We made the summit again very late in the day, and quickly decided that the climb down would not be possible after dark, so instead chose to pick our way across the mountain range, and pick up an ascent when the way became safer. We were tired after a full day on the mountain, but couldn’t help taking in the beauty of the landscape, with huge boulders dispersed randomly across the rocky vista. I felt as if we were walking upon the surface of an alien world, a feeling reinforced by the solitude of our location.
Before long the sun set, and when the moon failed to show up we realise how unprepared we actually were for our situation. We had no food, no warm clothes, our water was running out, and of course there was no torch. We couldn’t see anything, the darkness was absolute. The stars were spread out above us, the Milky Way a celestial cloud reaching across the sky, familiar constellations and new ones blending out in the sheer presence of a thousand billion stars. It was amazing, yet afforded us no light to aid our journey. The magnificence of our location had now become nothing more than the backdrop to what had quickly become a potentially lethal situation. As we fumbled our way across the rocks we realised that to one side there was the sheer drop to the rocks lost in the dark far below, and we were forced to head further inland to avoid a potentially lethal accident. In the distance we could still hear the traffic on the road below buzzing between towns, but it was so far displaced from the isolated world we were now in, we were entirely cut off from everything, from everyone. Our situation was our own to resolve, mobile phones were still to become commonplace so there was nothing more we could do than feel our way slowly across our nocturnal assault course and head to the lower hills.
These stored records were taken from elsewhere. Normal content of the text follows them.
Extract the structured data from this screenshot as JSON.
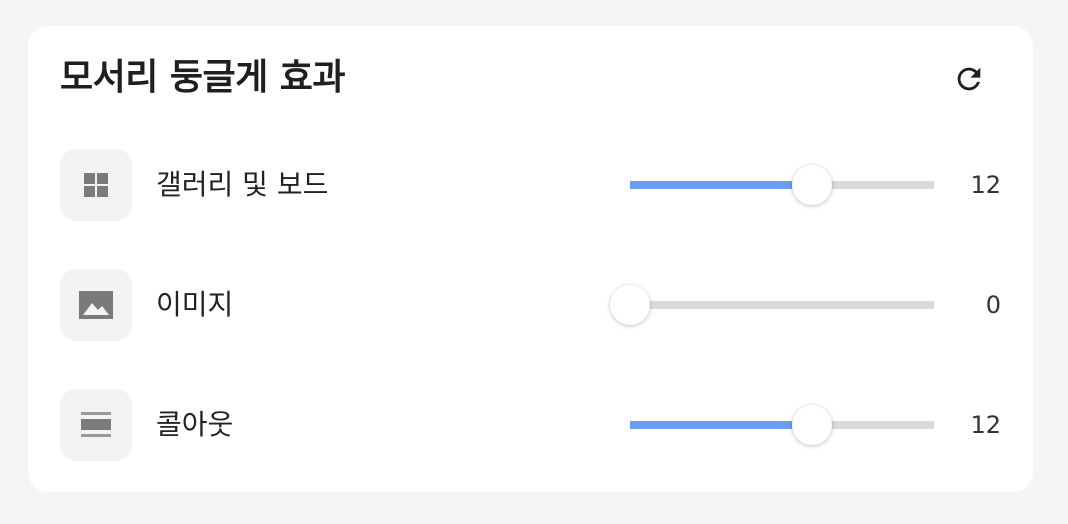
{
  "panel": {
    "title": "모서리 둥글게 효과",
    "reset_icon": "refresh-icon"
  },
  "colors": {
    "accent": "#6b9cf0",
    "track": "#d9d9d9",
    "icon_bg": "#f3f3f3",
    "icon": "#7a7a7a"
  },
  "rows": [
    {
      "icon": "gallery-grid-icon",
      "label": "갤러리 및 보드",
      "value": "12",
      "level": 0.6
    },
    {
      "icon": "image-icon",
      "label": "이미지",
      "value": "0",
      "level": 0.0
    },
    {
      "icon": "layout-collage-icon",
      "label": "콜아웃",
      "value": "12",
      "level": 0.6
    }
  ]
}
As the night took hold a chill set in and before long we were shivering. We considered sleeping the night where we were, but the cold was too much so we carried on slowly, carefully, bit by bit inching our way towards safety. After a time we started to focus more in the dark, and move faster so we started to warm up which made the journey a little more relaxed so could once again enjoy the setting, and a little later when the moon made its welcome entry, we were both in great humour and the climb was once again the adventure we had set out to have. We eventually found a riverbed and followed it down to level ground and eventually the road. The short walk back to base was spent expanding the virtues of our extended journey as we had far more of an experience than we could have ever planned.
That says a lot about life really. When everything is going well, and you are on top of things, the world seems a great place, but it’s only when things start to go wrong, and you have to reach inside do you start to find out who you are. This is when the great experiences happen, often starting with a calamity, but building into a true life encounter. Enough to write a blog about anyway.
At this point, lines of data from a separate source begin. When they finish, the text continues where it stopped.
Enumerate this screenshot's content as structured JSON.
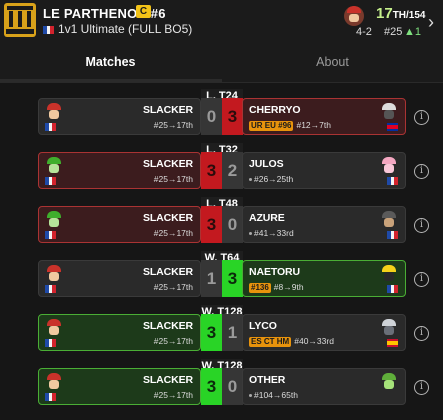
{
  "header": {
    "tournament_name": "LE PARTHENON #6",
    "tier_badge": "C",
    "event_name": "1v1 Ultimate (FULL BO5)",
    "placement": "17",
    "placement_suffix": "TH/154",
    "record": "4-2",
    "seed": "#25",
    "seed_change": "▲1",
    "colors": {
      "placement": "#c6f08c",
      "tier_badge": "#f2c318"
    }
  },
  "tabs": [
    {
      "label": "Matches",
      "active": true
    },
    {
      "label": "About",
      "active": false
    }
  ],
  "matches": [
    {
      "round": "L. T24",
      "result": "loss",
      "player": {
        "name": "SLACKER",
        "seed_line": "#25→17th"
      },
      "opponent": {
        "name": "CHERRYO",
        "tag": "UR EU #96",
        "seed_line": "#12→7th"
      },
      "score": [
        "0",
        "3"
      ]
    },
    {
      "round": "L. T32",
      "result": "loss",
      "player": {
        "name": "SLACKER",
        "seed_line": "#25→17th"
      },
      "opponent": {
        "name": "JULOS",
        "tag": "",
        "seed_line": "#26→25th"
      },
      "score": [
        "3",
        "2"
      ]
    },
    {
      "round": "L. T48",
      "result": "loss",
      "player": {
        "name": "SLACKER",
        "seed_line": "#25→17th"
      },
      "opponent": {
        "name": "AZURE",
        "tag": "",
        "seed_line": "#41→33rd"
      },
      "score": [
        "3",
        "0"
      ]
    },
    {
      "round": "W. T64",
      "result": "win",
      "player": {
        "name": "SLACKER",
        "seed_line": "#25→17th"
      },
      "opponent": {
        "name": "NAETORU",
        "tag": "#136",
        "seed_line": "#8→9th"
      },
      "score": [
        "1",
        "3"
      ]
    },
    {
      "round": "W. T128",
      "result": "win",
      "player": {
        "name": "SLACKER",
        "seed_line": "#25→17th"
      },
      "opponent": {
        "name": "LYCO",
        "tag": "ES CT HM",
        "seed_line": "#40→33rd"
      },
      "score": [
        "3",
        "1"
      ]
    },
    {
      "round": "W. T128",
      "result": "win",
      "player": {
        "name": "SLACKER",
        "seed_line": "#25→17th"
      },
      "opponent": {
        "name": "OTHER",
        "tag": "",
        "seed_line": "#104→65th"
      },
      "score": [
        "3",
        "0"
      ]
    }
  ],
  "icons": {
    "info": "info-circle-icon",
    "chevron": "chevron-right-icon"
  }
}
But see below a gallery of shots taken on Cephalonia over the years. It truly is a beautiful Island.